MATERIAL FOR THE TASK ▸
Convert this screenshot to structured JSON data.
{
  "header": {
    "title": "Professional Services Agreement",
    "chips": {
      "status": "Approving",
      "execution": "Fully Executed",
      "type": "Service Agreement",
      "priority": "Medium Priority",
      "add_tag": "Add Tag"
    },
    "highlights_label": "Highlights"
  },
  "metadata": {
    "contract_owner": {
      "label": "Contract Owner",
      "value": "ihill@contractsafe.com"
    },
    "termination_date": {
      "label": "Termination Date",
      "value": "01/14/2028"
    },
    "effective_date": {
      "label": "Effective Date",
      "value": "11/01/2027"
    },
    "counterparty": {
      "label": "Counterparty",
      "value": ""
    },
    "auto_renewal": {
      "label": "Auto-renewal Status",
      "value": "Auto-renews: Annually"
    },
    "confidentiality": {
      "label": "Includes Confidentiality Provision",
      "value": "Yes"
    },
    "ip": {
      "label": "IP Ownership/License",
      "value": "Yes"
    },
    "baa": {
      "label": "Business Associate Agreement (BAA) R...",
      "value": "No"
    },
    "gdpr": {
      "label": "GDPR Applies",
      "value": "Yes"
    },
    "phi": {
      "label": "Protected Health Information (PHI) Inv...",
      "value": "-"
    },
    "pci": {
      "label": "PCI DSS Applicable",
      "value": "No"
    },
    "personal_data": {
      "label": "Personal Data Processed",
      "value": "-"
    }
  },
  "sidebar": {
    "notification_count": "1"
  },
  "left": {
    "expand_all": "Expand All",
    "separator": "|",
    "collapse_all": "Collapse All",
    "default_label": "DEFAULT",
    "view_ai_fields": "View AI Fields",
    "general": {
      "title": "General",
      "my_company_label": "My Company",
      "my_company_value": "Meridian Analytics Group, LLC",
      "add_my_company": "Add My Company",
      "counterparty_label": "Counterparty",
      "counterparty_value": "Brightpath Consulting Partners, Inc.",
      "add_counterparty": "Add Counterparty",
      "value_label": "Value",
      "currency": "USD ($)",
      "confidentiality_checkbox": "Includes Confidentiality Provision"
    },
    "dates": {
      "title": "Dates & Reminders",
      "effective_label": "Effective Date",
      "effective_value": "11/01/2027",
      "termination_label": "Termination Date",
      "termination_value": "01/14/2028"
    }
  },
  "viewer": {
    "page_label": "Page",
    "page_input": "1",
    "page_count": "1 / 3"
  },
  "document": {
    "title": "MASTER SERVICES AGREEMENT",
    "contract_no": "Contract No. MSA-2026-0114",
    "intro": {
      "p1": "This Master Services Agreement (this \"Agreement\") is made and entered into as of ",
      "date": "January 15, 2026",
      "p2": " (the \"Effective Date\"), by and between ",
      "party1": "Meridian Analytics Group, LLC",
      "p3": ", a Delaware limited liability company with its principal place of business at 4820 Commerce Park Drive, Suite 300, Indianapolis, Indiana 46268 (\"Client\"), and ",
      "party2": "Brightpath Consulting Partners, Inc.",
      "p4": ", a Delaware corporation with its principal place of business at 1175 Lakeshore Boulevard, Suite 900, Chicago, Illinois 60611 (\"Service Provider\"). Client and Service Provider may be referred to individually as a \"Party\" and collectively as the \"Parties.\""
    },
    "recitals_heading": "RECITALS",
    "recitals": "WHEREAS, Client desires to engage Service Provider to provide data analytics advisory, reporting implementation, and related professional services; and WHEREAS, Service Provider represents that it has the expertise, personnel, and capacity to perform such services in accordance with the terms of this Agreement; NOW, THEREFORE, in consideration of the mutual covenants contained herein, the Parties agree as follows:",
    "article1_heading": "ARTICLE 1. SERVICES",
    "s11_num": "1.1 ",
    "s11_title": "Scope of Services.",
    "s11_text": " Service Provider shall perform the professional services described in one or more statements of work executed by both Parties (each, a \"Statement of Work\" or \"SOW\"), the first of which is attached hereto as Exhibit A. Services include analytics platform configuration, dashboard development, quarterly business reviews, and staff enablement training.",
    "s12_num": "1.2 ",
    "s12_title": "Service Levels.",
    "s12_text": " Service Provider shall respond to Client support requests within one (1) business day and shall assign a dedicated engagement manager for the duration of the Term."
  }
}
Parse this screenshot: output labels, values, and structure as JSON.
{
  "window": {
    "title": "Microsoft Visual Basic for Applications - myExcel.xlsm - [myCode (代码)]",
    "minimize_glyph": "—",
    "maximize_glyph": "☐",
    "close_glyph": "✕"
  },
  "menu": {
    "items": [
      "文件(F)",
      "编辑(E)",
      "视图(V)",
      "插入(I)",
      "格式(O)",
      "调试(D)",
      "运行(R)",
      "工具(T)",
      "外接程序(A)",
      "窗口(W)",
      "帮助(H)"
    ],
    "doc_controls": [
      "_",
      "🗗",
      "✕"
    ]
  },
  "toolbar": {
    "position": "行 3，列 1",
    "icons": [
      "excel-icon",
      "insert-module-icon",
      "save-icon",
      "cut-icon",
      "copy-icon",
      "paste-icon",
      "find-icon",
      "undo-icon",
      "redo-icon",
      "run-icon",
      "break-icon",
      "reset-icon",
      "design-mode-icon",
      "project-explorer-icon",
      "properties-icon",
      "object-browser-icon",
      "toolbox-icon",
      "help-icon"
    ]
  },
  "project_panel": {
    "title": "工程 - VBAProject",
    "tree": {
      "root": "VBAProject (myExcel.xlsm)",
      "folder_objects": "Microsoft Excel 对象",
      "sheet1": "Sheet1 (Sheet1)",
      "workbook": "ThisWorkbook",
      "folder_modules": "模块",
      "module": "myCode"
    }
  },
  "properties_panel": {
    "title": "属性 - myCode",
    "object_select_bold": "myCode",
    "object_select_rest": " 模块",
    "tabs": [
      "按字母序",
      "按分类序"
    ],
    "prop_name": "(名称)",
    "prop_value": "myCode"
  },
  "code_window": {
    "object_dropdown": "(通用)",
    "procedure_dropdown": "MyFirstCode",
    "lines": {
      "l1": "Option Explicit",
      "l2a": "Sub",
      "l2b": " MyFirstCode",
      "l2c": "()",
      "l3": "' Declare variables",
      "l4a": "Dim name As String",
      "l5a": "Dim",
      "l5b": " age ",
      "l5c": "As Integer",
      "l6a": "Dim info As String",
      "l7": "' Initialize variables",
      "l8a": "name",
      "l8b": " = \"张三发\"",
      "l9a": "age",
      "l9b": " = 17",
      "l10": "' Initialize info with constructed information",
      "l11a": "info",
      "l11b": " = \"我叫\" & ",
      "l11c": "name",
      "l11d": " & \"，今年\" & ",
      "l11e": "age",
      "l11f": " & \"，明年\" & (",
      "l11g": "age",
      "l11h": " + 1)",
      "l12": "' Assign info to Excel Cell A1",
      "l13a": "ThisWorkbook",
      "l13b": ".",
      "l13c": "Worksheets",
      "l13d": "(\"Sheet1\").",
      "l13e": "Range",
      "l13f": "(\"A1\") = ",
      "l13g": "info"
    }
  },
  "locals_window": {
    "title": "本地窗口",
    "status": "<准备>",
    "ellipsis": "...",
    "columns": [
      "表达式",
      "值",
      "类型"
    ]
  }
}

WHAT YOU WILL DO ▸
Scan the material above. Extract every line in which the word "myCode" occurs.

SOLUTION TO THIS PROBLEM ▸
    "title": "Microsoft Visual Basic for Applications - myExcel.xlsm - [myCode (代码)]",
      "module": "myCode"
    "title": "属性 - myCode",
    "object_select_bold": "myCode",
    "prop_value": "myCode"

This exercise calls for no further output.